She walked away before she responded with a chuckle.

Recently, a little girl walked up to me at a Veterans Day event. We honor guard members wear our service caps adorned with military pins and such, and I think she saw stars.

I told her, “While I might be a major disappointment, I am not a general!”

Other times, a greeting can be a commentary.

Often, when folks say, “Hey John! Good to see you!” my response is, “It’s good to be seen!”

I have run across several “last words” of sorts and noted quotes from celebrities and others.

Drummer Buddy Rich, when asked by nurses before going into surgery, “Is there anything you can’t take?” replied, “Yeah, country music.”

When asked if he had a last request for death by firing squad, convicted murderer James W. Rodgers responded with, “Bring me a bulletproof vest.”

There was the time that Bob Hope’s wife asked him where he wanted to be buried. Hope replied, “Surprise me!”

(Years ago, when discussing after death options, I told my wife to have me frozen and then put me in the ground with a piledriver.)

The great comedian W.C. Fields, when asked why he was reading the Bible, replied, “I’m looking for loopholes.”

Are you old enough to remember “Don McNeill’s Breakfast Club”? This was a show that was on radio and television for 35½ years. It originated out of Chicago, eventually on ABC.

This show aired on one of the first radio stations I ever worked at, WMAN in Mansfield, Ohio, and the last segment always had “the last call for breakfast.”

So here’s the last call for this column.

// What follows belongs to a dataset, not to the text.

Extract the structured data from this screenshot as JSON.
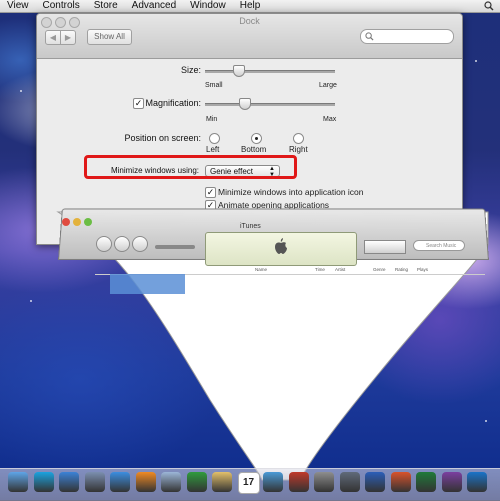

John Foster anchors “All-News-in-the-Morning” weekdays on 1010 WCSI-AM and 98.1 FM. You can read his weekly blog at and monthly in The Republic. Send comments to [email protected]